BRIEF:
Select the lines of the records containing the word "ideally" and list them.

***

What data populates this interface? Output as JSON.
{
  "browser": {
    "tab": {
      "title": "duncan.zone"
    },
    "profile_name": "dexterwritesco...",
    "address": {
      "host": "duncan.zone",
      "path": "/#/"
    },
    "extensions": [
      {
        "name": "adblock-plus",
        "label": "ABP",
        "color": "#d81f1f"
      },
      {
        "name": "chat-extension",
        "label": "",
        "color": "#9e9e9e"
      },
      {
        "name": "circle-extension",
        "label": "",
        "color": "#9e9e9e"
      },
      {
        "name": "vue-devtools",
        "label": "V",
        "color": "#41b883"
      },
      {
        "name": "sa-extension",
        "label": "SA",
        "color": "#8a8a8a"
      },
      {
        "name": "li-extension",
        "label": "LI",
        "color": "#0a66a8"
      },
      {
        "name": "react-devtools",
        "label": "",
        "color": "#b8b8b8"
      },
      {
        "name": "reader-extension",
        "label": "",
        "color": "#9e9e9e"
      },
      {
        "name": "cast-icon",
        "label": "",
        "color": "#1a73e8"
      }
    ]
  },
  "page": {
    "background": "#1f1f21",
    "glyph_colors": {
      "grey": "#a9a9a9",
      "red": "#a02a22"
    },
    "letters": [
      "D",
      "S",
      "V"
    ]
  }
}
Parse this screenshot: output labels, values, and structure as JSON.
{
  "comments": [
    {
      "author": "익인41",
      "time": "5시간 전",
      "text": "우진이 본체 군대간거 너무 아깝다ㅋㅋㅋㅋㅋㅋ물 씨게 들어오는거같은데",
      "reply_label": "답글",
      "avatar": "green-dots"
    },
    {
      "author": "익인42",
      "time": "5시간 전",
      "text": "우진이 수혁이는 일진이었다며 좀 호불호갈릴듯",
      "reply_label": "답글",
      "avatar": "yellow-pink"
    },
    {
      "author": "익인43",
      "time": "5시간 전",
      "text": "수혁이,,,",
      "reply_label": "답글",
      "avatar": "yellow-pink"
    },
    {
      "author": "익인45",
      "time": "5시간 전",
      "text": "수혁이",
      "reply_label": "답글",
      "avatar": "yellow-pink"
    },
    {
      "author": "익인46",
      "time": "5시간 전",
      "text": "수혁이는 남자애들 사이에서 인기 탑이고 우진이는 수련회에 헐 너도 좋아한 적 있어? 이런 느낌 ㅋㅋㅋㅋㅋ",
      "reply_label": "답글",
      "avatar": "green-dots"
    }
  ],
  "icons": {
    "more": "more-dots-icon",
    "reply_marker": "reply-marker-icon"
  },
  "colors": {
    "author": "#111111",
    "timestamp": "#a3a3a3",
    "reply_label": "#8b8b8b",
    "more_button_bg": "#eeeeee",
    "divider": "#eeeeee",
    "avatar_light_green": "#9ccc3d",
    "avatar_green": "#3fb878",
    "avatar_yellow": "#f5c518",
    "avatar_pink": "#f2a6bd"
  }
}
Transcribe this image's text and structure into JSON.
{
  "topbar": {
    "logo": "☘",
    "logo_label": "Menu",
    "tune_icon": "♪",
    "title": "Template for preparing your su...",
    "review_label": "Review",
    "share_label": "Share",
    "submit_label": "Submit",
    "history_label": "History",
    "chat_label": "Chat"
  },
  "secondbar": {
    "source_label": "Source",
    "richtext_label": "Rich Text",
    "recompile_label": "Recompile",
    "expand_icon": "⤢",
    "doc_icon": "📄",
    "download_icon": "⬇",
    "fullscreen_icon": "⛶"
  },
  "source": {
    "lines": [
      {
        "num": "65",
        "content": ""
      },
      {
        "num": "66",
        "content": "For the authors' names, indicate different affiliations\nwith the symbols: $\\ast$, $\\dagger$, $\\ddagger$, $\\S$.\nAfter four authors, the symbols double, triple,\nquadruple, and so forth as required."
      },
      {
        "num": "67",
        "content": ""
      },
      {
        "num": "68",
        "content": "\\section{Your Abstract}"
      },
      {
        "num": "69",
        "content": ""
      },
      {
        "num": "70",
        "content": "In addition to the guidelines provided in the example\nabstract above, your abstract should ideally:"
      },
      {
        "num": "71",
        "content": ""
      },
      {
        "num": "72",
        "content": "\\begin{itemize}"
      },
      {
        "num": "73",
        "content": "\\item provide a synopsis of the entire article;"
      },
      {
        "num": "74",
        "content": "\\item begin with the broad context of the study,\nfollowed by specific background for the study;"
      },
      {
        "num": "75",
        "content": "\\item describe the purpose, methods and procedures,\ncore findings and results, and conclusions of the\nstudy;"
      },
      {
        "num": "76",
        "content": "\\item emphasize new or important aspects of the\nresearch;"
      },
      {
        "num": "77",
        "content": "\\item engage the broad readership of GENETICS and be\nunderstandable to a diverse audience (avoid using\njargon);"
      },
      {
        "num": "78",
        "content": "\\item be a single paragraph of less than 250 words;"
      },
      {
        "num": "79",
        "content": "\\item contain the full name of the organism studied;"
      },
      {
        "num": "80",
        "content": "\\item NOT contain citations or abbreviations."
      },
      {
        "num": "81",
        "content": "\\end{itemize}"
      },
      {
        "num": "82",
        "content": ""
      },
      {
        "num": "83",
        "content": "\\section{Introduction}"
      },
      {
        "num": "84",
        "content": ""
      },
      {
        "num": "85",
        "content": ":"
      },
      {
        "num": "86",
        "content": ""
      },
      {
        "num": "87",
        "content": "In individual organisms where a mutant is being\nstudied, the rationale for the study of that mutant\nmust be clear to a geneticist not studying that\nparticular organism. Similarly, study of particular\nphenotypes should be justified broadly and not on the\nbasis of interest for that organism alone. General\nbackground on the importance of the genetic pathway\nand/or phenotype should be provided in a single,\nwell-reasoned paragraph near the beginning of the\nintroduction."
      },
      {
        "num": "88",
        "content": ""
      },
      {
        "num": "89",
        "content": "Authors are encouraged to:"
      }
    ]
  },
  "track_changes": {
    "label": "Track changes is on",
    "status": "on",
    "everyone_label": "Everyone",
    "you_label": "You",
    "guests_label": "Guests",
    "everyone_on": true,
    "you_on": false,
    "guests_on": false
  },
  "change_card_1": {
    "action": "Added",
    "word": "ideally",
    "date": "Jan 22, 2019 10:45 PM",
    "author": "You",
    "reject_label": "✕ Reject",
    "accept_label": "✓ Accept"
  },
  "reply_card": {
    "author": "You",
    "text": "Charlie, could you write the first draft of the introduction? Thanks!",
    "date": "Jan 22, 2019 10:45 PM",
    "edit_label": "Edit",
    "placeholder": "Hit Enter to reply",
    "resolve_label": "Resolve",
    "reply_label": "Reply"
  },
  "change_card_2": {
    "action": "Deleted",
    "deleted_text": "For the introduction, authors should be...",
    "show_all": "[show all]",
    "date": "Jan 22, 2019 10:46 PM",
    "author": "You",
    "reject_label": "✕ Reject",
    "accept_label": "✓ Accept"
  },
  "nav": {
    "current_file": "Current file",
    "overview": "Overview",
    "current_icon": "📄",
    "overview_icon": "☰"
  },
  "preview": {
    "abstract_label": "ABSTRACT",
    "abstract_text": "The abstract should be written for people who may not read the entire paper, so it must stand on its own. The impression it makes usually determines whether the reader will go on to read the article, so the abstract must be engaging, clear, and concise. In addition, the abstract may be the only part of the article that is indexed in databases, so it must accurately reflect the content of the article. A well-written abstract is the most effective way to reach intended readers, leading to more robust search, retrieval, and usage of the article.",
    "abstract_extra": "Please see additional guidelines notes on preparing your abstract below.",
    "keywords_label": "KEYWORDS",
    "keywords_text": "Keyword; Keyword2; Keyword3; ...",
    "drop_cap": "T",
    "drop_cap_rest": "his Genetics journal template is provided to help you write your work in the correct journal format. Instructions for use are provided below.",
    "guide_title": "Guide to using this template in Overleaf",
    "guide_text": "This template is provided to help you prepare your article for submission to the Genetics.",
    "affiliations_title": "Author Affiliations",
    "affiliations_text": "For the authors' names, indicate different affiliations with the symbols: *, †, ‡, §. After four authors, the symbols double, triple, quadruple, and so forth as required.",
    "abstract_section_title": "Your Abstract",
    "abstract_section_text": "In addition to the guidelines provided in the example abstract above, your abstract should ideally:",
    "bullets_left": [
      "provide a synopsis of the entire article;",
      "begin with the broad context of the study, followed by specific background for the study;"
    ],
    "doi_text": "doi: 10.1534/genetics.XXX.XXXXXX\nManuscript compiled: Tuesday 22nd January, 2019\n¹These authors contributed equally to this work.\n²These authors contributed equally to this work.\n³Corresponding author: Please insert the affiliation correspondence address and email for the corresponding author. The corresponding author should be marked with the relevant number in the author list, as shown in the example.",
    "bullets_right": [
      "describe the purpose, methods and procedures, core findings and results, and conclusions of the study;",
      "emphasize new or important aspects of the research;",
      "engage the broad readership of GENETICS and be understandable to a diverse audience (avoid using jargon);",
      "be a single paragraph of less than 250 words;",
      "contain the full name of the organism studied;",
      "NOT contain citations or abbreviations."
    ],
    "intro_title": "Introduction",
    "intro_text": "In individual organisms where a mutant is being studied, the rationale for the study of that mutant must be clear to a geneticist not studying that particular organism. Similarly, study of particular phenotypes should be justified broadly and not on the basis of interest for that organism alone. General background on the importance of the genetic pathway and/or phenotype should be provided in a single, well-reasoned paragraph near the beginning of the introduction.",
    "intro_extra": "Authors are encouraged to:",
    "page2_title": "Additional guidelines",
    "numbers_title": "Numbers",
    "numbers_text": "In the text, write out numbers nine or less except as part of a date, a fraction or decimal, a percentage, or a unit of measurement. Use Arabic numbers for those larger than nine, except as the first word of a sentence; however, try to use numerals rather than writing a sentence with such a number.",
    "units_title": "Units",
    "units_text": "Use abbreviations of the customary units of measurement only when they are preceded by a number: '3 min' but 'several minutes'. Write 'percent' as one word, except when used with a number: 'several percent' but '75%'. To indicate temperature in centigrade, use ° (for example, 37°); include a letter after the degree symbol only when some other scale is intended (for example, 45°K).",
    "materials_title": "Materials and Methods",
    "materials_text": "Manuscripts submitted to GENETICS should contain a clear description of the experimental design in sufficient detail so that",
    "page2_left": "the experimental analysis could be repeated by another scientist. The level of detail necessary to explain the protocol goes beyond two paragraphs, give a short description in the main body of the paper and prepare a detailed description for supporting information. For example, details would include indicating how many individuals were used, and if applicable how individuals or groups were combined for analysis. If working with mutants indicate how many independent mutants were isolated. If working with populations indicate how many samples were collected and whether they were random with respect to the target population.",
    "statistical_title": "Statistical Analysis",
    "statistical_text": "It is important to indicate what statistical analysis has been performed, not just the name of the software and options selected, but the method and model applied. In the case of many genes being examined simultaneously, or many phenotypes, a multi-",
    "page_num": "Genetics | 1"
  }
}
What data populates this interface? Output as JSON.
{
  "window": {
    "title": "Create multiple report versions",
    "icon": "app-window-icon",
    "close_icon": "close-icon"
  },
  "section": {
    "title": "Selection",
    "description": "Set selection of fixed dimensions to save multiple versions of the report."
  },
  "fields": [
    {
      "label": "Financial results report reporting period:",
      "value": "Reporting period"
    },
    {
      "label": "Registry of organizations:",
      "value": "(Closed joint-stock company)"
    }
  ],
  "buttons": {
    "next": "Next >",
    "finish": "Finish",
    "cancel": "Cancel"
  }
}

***

PROBLEM SOLUTION:
        "content": "In addition to the guidelines provided in the example\nabstract above, your abstract should ideally:"
    "word": "ideally",
    "abstract_section_text": "In addition to the guidelines provided in the example abstract above, your abstract should ideally:",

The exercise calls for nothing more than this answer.